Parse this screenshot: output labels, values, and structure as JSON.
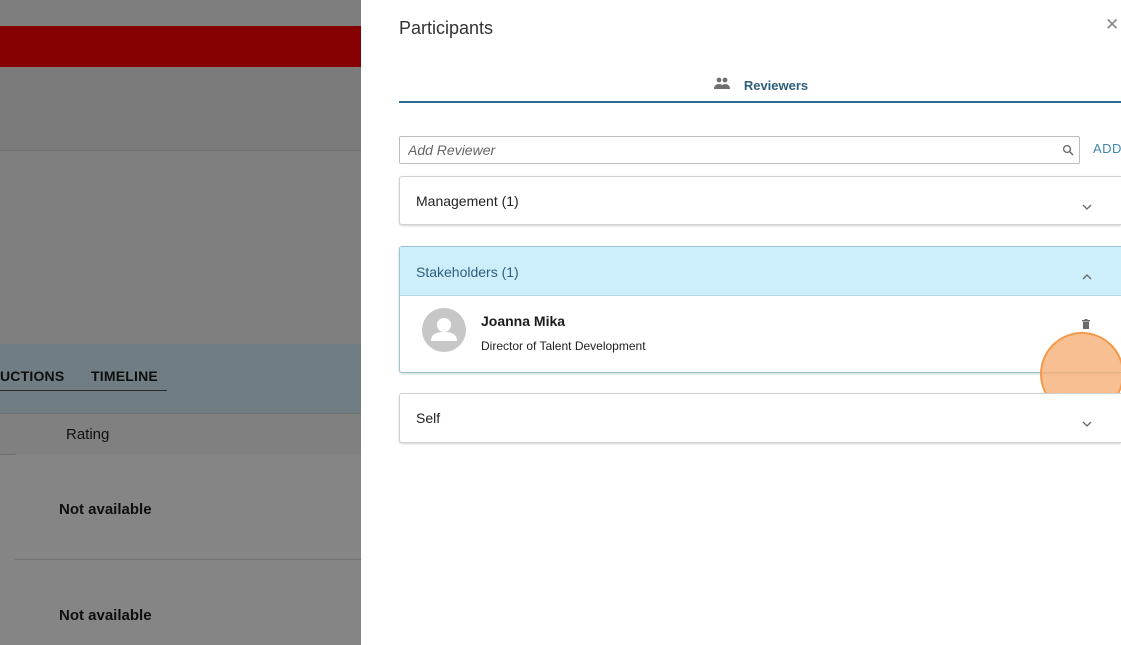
{
  "background": {
    "tabs": [
      "UCTIONS",
      "TIMELINE"
    ],
    "table_header": "Rating",
    "rows": [
      "Not available",
      "Not available"
    ]
  },
  "drawer": {
    "title": "Participants",
    "close_icon": "close-icon",
    "tab": {
      "label": "Reviewers",
      "icon": "people-icon"
    },
    "search": {
      "placeholder": "Add Reviewer",
      "value": "",
      "add_label": "ADD"
    },
    "groups": [
      {
        "title": "Management (1)",
        "expanded": false
      },
      {
        "title": "Stakeholders (1)",
        "expanded": true,
        "members": [
          {
            "name": "Joanna Mika",
            "role": "Director of Talent Development"
          }
        ]
      },
      {
        "title": "Self",
        "expanded": false
      }
    ]
  },
  "colors": {
    "accent": "#2d5f7c",
    "expanded_header_bg": "#cdeefb",
    "brand_red": "#ff0000",
    "highlight": "#f29a4a"
  }
}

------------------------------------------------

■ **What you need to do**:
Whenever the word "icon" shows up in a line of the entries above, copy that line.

■ **Result for this exercise**:
    "close_icon": "close-icon",
      "icon": "people-icon"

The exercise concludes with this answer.